• Itasca Walk-In Ministry (www.itasca.com), serving residents of Itasca, members of Itasca churches, families with children in Itasca schools and people working in the community) -- The agency also serves people passing through on a one-time basis who are neither residents nor fall under the other guidelines. The mission includes making limited prescription payments, utility payments, rent or mortgage payments, car repairs and travel vouchers for travel to work. Itasca Walk-In Ministry also networks with other agencies to provide additional assistance to its clients in other areas, including counseling.
• Naperville CARES (www.napervillecares.org), serving residents of Naperville, any member of a Naperville congregation and DuPage County residents who are actively involved with a partner social service agency) -- The mission of Naperville CARES is to help local families in financial crisis meet their essential needs by providing emergency financial support and resources.
• Society of St. Vincent de Paul, St. Philip the Apostle Church, Addison (www.svdpusa.com) -- Clients who sought assistance from the Society of St. Vincent de Paul, St. Philip the Apostle Church were primarily looking for rent assistance. From a single mother to a family of five to residents of Serenity House (a halfway house that provides housing and counseling to those with substance and chemical abuse), funds were able to help bridge the gap for these individuals and families who otherwise may not have had anywhere to turn for help.

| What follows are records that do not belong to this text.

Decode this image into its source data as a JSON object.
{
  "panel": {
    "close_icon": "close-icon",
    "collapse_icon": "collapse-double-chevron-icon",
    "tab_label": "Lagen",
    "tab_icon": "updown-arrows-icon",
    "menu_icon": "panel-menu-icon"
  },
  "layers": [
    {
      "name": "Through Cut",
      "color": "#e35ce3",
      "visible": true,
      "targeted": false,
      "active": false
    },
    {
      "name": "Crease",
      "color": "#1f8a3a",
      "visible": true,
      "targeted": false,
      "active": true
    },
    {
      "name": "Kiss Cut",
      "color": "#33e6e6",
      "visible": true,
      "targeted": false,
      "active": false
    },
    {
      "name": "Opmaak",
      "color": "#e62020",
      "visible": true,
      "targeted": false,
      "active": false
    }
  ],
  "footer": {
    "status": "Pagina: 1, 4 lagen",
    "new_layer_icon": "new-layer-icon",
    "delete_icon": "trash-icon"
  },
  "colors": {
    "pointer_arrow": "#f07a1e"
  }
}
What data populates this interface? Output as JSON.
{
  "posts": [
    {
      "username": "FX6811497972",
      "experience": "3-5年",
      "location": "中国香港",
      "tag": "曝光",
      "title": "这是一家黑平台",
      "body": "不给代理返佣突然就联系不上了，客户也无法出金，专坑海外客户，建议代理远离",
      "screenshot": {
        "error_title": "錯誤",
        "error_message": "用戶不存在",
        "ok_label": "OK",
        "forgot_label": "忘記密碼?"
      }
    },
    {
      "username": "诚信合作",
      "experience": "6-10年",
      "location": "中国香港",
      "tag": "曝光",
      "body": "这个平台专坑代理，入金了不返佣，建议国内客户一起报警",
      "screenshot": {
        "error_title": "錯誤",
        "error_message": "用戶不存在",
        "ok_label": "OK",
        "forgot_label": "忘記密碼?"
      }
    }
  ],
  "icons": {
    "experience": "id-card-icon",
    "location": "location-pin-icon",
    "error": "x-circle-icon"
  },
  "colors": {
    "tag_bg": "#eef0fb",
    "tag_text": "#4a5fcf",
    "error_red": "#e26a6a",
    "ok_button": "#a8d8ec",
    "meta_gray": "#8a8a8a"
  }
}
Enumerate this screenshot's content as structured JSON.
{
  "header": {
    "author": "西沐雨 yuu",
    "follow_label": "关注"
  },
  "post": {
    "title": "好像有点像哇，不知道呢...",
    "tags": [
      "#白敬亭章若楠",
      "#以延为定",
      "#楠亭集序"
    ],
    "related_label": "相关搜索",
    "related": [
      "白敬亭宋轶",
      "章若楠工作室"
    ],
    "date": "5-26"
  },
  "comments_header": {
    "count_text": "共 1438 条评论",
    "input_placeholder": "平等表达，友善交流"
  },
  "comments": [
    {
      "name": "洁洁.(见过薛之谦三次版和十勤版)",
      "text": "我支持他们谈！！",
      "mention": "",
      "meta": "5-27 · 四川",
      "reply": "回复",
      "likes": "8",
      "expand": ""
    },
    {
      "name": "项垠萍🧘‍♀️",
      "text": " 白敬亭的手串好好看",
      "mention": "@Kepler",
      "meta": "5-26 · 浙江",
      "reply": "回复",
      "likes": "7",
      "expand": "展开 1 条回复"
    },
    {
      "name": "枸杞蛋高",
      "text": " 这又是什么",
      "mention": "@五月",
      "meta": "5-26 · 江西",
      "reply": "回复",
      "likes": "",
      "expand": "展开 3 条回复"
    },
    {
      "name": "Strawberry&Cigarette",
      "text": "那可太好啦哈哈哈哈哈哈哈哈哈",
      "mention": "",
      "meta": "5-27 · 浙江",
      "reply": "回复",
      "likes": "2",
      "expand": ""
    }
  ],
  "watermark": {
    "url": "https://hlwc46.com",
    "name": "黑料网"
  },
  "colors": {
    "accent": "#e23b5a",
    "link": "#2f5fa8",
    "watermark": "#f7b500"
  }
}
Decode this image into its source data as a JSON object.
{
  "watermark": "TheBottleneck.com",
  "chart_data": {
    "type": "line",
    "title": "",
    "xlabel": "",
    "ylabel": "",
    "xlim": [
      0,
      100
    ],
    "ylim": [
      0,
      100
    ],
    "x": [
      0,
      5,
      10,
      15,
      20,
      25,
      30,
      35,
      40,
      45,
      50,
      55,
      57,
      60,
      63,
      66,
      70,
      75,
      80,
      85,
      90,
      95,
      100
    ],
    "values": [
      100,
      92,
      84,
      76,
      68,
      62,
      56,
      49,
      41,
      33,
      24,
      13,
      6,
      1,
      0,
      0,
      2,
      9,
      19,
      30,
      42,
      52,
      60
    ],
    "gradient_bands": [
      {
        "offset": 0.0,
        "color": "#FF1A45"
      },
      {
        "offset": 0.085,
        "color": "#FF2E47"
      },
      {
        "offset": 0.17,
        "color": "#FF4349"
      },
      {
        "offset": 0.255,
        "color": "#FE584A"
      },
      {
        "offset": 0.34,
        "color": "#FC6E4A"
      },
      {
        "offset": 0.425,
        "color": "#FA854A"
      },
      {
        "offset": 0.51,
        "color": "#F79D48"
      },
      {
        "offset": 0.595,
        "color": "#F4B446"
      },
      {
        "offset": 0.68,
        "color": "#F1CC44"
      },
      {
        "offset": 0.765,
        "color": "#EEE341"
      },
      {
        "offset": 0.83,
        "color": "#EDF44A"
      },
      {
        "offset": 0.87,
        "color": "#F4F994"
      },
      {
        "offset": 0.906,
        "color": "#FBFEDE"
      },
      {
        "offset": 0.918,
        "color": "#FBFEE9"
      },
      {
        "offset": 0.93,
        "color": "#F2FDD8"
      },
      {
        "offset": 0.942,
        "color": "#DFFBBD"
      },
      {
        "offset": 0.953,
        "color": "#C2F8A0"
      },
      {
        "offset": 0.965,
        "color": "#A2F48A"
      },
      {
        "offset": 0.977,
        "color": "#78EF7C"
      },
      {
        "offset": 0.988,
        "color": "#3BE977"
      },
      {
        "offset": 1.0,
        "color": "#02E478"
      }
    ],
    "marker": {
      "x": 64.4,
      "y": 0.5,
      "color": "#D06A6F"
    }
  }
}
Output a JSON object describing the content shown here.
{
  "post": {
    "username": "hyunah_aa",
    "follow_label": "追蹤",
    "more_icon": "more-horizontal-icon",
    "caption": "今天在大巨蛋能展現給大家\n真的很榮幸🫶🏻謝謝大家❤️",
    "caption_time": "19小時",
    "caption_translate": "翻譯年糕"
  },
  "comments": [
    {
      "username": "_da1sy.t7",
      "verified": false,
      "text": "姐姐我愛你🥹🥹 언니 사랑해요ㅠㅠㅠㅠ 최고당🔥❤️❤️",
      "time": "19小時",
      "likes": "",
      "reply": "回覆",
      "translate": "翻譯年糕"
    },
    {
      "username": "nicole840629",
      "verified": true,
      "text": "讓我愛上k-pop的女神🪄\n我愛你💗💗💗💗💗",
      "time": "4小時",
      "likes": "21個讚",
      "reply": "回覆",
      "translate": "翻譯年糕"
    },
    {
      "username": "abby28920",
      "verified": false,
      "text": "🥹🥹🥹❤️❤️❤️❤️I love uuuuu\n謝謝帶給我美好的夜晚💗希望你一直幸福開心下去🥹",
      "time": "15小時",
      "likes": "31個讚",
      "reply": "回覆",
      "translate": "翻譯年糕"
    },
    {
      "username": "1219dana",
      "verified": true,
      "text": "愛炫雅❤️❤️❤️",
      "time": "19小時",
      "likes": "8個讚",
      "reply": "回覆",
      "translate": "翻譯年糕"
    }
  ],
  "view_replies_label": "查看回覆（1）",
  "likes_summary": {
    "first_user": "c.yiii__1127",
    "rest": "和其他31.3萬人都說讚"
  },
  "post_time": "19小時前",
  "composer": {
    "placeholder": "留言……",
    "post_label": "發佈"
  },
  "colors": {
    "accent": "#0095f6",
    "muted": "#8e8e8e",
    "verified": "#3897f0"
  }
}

All of the agencies mentioned above receive requests for emergency rent and utility assistance. A thank-you received by Naperville CARES illustrates such an emergency: "Thank you from the bottom of our hearts for helping our family with the security deposit so that we could rent an apartment after losing our house."
Child care and car repairs are also at times urgently needed so that a family can just keep going. Agencies network. If one cannot help, it directs those in need to qualified sources that can.
By supporting diverse emergency agencies, these health and human services grants from The DuPage Community Foundation -- awarded each spring as part of the community needs grant cycle -- provide a strong backup for families in need across the County.
About The DuPage Community Foundation:
The DuPage Community Foundation seeks to raise the quality of life throughout DuPage County by fostering philanthropy, connecting donors to area needs and building community partnerships. Based on the American virtues of volunteerism and philanthropy, the Foundation fosters a legacy of support for the people of DuPage County by making grants to not-for-profit organizations working in the areas of arts and culture, education, environment, health, and human services. Since its inception, the Foundation has built its endowment to nearly $59 million and awarded more than $19 million in grants to nonprofit agencies serving the residents of DuPage County and beyond.
Established in 1986, The DuPage Community Foundation is a publicly-supported 501(c)(3) organization to which contributions are tax deductible. It was created to benefit the people of DuPage County and receives contributions and bequests into a permanent endowment from individuals, corporations, organizations and foundations wishing to make lasting contributions to the people of DuPage. The earnings on these funds are then used, in accordance with donor wishes, for the Foundation's grantmaking and community leadership activities.
For more information about the Foundation, please contact Joelyn Kott, marketing & communications officer, at (630) 665-5556, ext. 19, or email@example.com.